The Jordanian minister said his country is open to studying a proposal if Lebanon and other parties reach an agreement.
Regarding the delivery of Jordanian electricity to crisis-hit Lebanon, the official stated that there is still maintenance work on the Syrian network, stressing that as soon as the network is ready, Jordan will supply Lebanon with its electricity needs.
This comes almost three months after Egypt, Jordan, Syria, and Lebanon agreed to supply Egyptian natural gas to Beirut by pipeline through Syria and Jordan.
However, the pipeline has been facing shortages and technical issues, which halted such operations following the eruption of the Syrian conflict some 10 years ago.
Egypt is expected to start exporting 60 to 65 million cubic feet of gas per day to Lebanon by 2022, Egyptian Petroleum Minister Tarek El Molla said mid-October.
But maintenance work on Syrian infrastructure is essential to facilitate the gas entry to the Lebanese territories.
Lebanon has been scrambling to secure fuel after the country’s two main power plants went out of commission due to severe fuel shortages that have left the nation in dire need of assistance.
The fuel crisis has debilitated much of public life, forcing the public to rely almost entirely on expensive private generators. Hospitals have struggled as well, fearing the safety of their patients.

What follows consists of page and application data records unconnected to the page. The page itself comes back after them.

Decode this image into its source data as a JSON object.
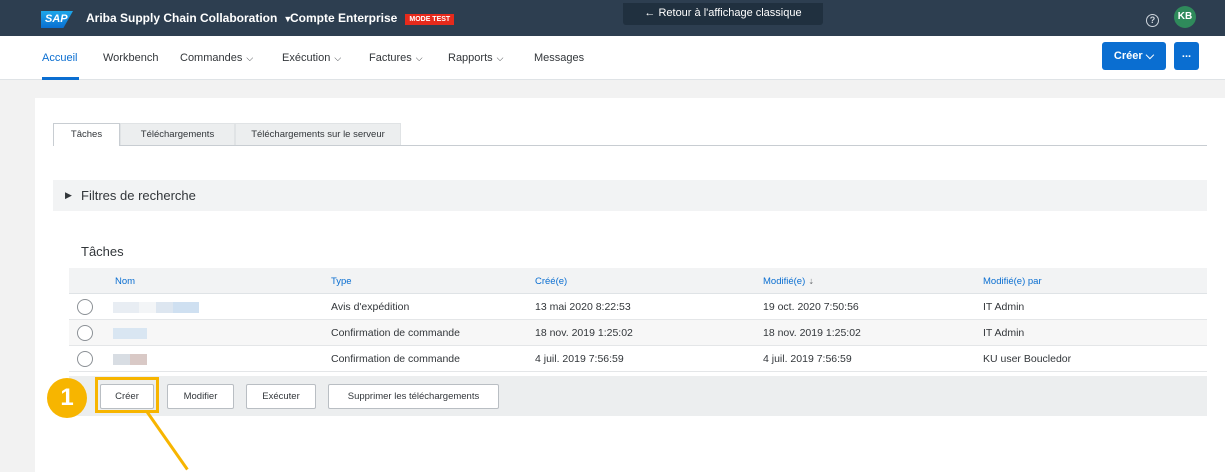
{
  "shell": {
    "logo": "SAP",
    "app_title": "Ariba Supply Chain Collaboration",
    "account": "Compte Enterprise",
    "mode_badge": "MODE TEST",
    "classic_link": "← Retour à l'affichage classique",
    "help_glyph": "?",
    "avatar_initials": "KB"
  },
  "nav": {
    "items": [
      {
        "label": "Accueil",
        "caret": ""
      },
      {
        "label": "Workbench",
        "caret": ""
      },
      {
        "label": "Commandes",
        "caret": "⌵"
      },
      {
        "label": "Exécution",
        "caret": "⌵"
      },
      {
        "label": "Factures",
        "caret": "⌵"
      },
      {
        "label": "Rapports",
        "caret": "⌵"
      },
      {
        "label": "Messages",
        "caret": ""
      }
    ],
    "create_label": "Créer ⌵",
    "more_label": "..."
  },
  "tabs": [
    {
      "label": "Tâches",
      "active": true
    },
    {
      "label": "Téléchargements",
      "active": false
    },
    {
      "label": "Téléchargements sur le serveur",
      "active": false
    }
  ],
  "filters": {
    "arrow": "▶",
    "label": "Filtres de recherche"
  },
  "tasks": {
    "title": "Tâches",
    "columns": [
      "Nom",
      "Type",
      "Créé(e)",
      "Modifié(e)",
      "Modifié(e) par"
    ],
    "sort_glyph": "⇣",
    "rows": [
      {
        "type": "Avis d'expédition",
        "created": "13 mai 2020 8:22:53",
        "modified": "19 oct. 2020 7:50:56",
        "modified_by": "IT Admin"
      },
      {
        "type": "Confirmation de commande",
        "created": "18 nov. 2019 1:25:02",
        "modified": "18 nov. 2019 1:25:02",
        "modified_by": "IT Admin"
      },
      {
        "type": "Confirmation de commande",
        "created": "4 juil. 2019 7:56:59",
        "modified": "4 juil. 2019 7:56:59",
        "modified_by": "KU user Boucledor"
      }
    ]
  },
  "actions": {
    "create": "Créer",
    "modify": "Modifier",
    "execute": "Exécuter",
    "delete_downloads": "Supprimer les téléchargements"
  },
  "annotation": {
    "step": "1",
    "color": "#f7b500"
  },
  "colors": {
    "shell": "#2d3e50",
    "accent": "#0a6ed1",
    "mode_badge": "#e62a1c",
    "avatar": "#2f8a5b"
  }
}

Beirut’s request comes days after President Michel Aoun met with Qatar’s Amir Sheikh Tamin bin Hamad Al-Thani in Doha on the sidelines of the opening ceremony of FIFA Arab Cup 2021, taking place in Doha until December 18.
During his visit, the Lebanese and Qatari sides discussed bilateral relations and the Gulf state’s support for Lebanon.
Aoun sought investment in different infrastructure projects, including electricity, which is cut for much of the day in Lebanon.
In recent talks, the Lebanese Energy Minister discussed with his Qatari counterpart Saad bin Sherida Al Kaabi ways to secure gas for Lebanese electricity plants during a meeting in Doha.
“With regard to securing gas for electricity plants, it was agreed on the importance of gasification of Qatari liquefied gas to feed the Electricité du Liban Corporation,” Fayad’s media office said in a statement last month.
Jordan and Egypt are expected to witness a boost in power grids following an agreement reached last month to increase the electricity capacity between the two countries from 500 to 1,000 megawatts. This move will aid in supplying neighbouring countries, such as Lebanon with electricity.
Qatar is the world’s largest exporter of LNG and has been a major investor in Lebanon in previous years.